Bike review: Mango Fresher


Unlike the vast majority of bikes tested by the London Cyclist team which are sourced direct from a manufacturer or distributor, the Mango came via a different route – as a present from friends to celebrate a 'special birthday'. As long-time riding partners they were fully aware of my two-wheeled obsession but had clearly spotted a gap in my mini fleet, somewhere between the road bike and mountain bike!

For commuting and general urban riding I tend to swap between an aluminium road bike and a seen-better-days mtb with semi-slick tyres, and it had been a while since I'd owned a one-geared bike. I used to ride a fixie, cobbled together from old components, but slowly migrated away from it in pursuit of speed to and from the office. However, with its salvaged frame, mismatched wheels and tyres, iffy braking and perished grips, it was a million miles away from this shiny new Mango.

As I discovered Mango is a relatively new name in the UK bike world. It seems that while the fashion for fixies and singlespeeds – or certainly the visibility they've enjoyed for the last five years – has peaked, as their followers seek out vintage road bikes, cyclocross bikes or the 'next thing', these simple bikes still sell in their tens of thousands and Mango is riding this perma-wave by offering a range of ready-built or custom options.

The spec and build is no-nonsense, with various Mango-branded in-house components mixed with durable parts from more familiar names. The frame and fork are hi-tensile steel and, as you'd espect at this price, the latter sports a 1-1/8in steerer to slot into a threadless A-headset; the welds are surprisingly neat and the paintjob (which most people will notice first) is almost flawless. The 535mm top-tube on my small-sized frame may be a little lengthy for shorter riders, but you could always swap to a shorter stem if needed.

My bike came with a narrow riser bar but you can opt for bullhorn or drop bars to suit your favoured riding position.
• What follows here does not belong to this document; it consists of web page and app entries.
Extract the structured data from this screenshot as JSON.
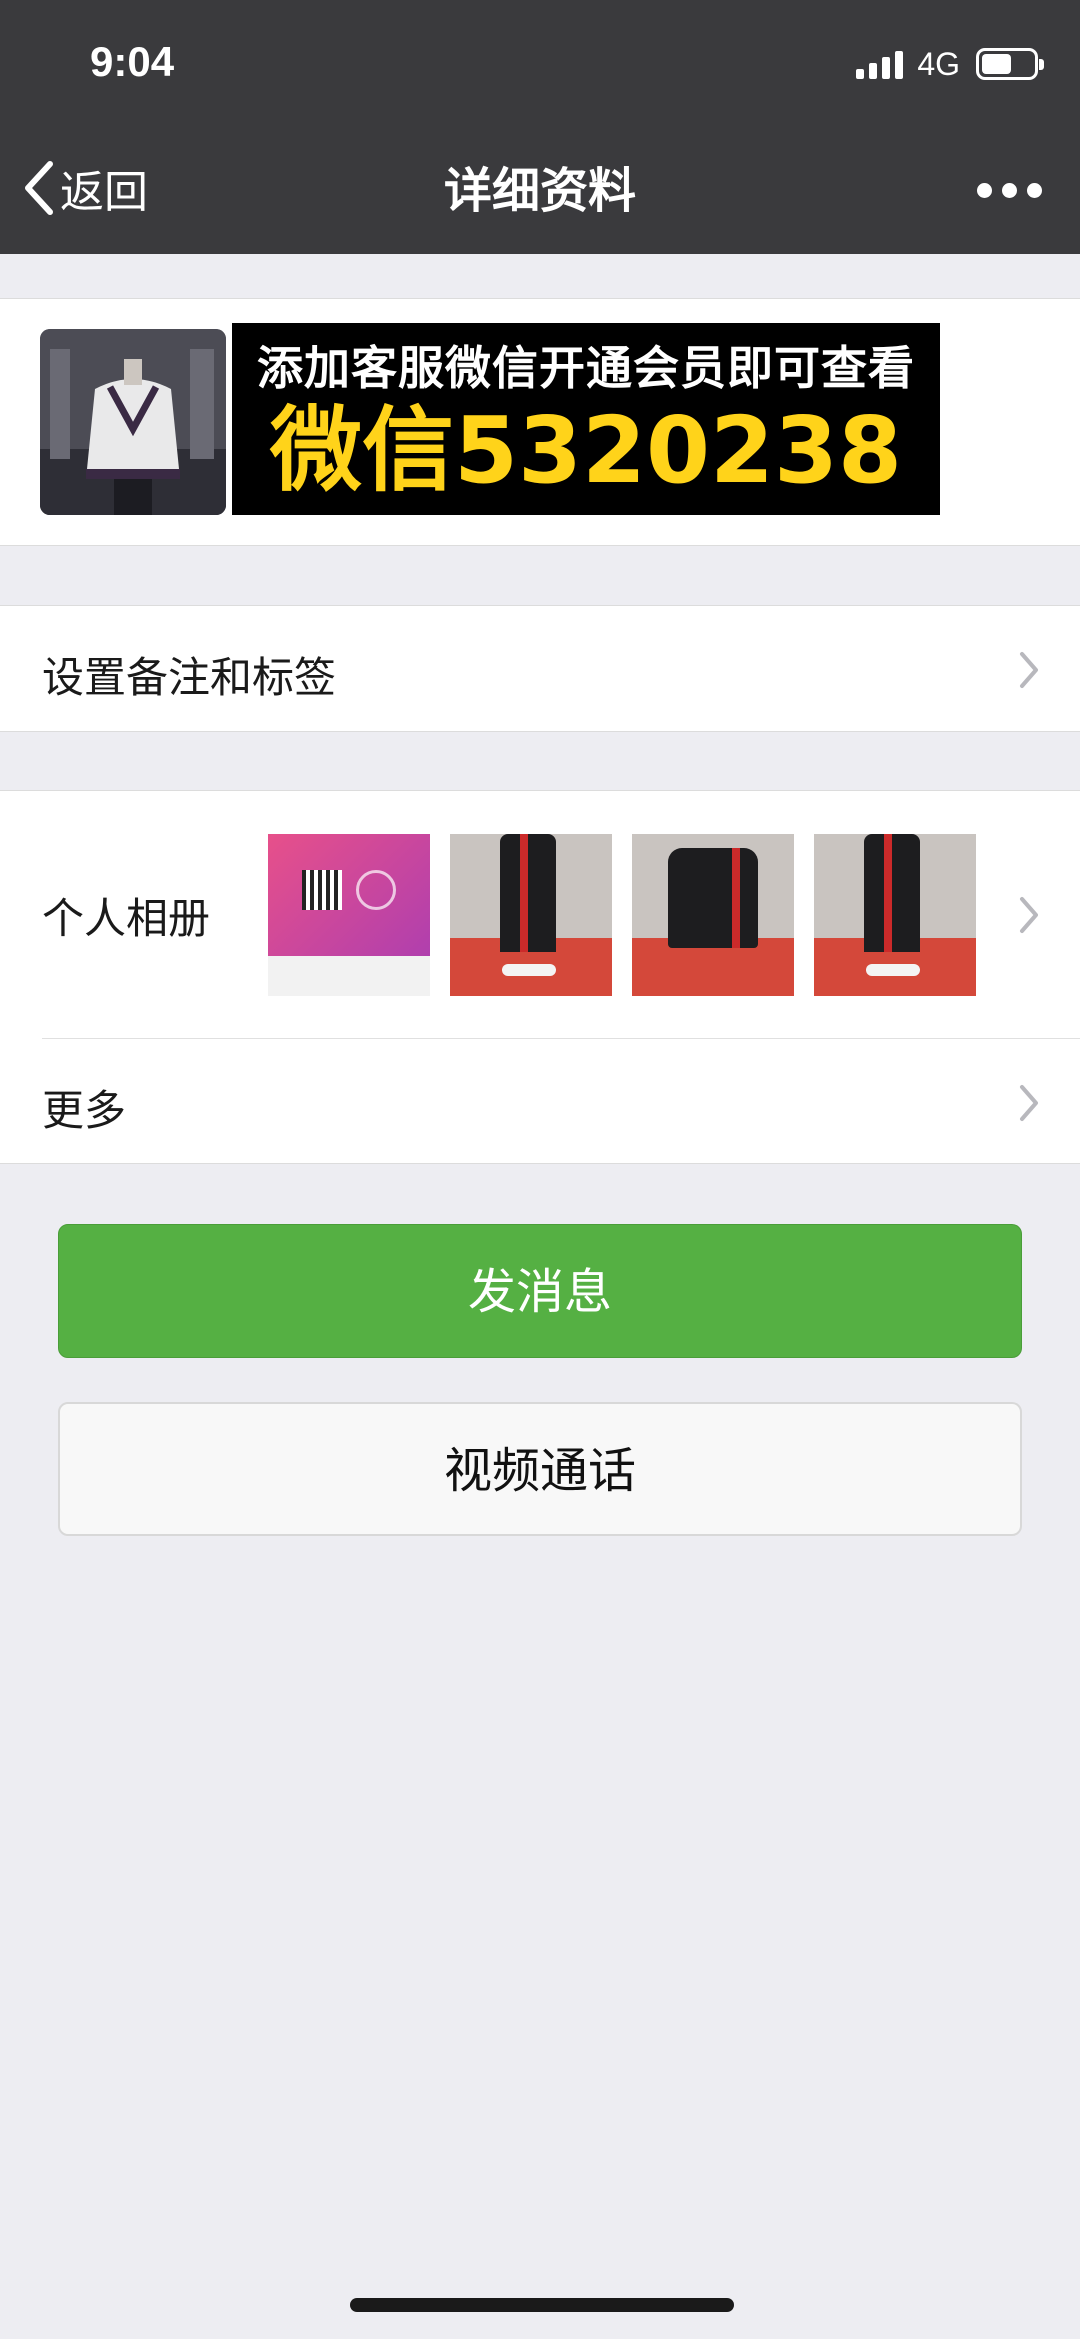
{
  "status_bar": {
    "time": "9:04",
    "network": "4G"
  },
  "nav": {
    "back_label": "返回",
    "title": "详细资料"
  },
  "profile": {
    "banner_line1": "添加客服微信开通会员即可查看",
    "banner_line2": "微信5320238"
  },
  "cells": {
    "remark_label": "设置备注和标签",
    "album_label": "个人相册",
    "more_label": "更多"
  },
  "buttons": {
    "send_message": "发消息",
    "video_call": "视频通话"
  },
  "colors": {
    "header_bg": "#3a3a3d",
    "page_bg": "#ededf2",
    "primary_green": "#55b043",
    "banner_yellow": "#ffd31a"
  }
}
Like the bars, the stem, seatpost, seatpost clamp, saddle and grips are pretty generic items, robust rather than pretty. Colour-matched deep profile rims are laced to high-flanged hubs, the rear hub being a 'flip-flop' unit to allow you to swap between a freewheel and fixed gear; tyres are 25c Kenda models. The Chasewood-branded chainset has a 44-tooth chainring (the rear freewheel/fixed cog is 16-tooth) and there's a tough KMC chain, while brakes are basic dual pivot calipers.   

Much to the consternation of my friends, I swapped the saddle for a comfier model I already had – it was one of the colour-coordinated parts, but I don't think my black replacement detracted from the overall look. 

I've been using the Mango for fair weather commutes, mainly as I've found the tyres aren't the grippiest in the wet and changing them would mean another style compromise – but also because I don't like to cruise when the weather turns bad, I'd sooner get home or to the office quicker which a wider range of gears allows. But for those slower commutes and weekend city rides it's been great. No quibbles with the standard components, though it's worth mentioning that while the 44x16 gear is ok up smaller inclines it will be a struggle for all bar the thunder-thighed on longer climbs. In the long run I'd probably swap the rear cog for something larger for more speed on the flat and avoid climbs wherever possible.

It's attracted lots of positive comments about its looks – and as many when I let on how much it costs – and that's always a nice feeling from fellow cyclists. I'm pleased with my Mango, but if you're after something with even more standout colours or a custom spec, then visit the website and click away.

Review by: Mark Baron (LCC member)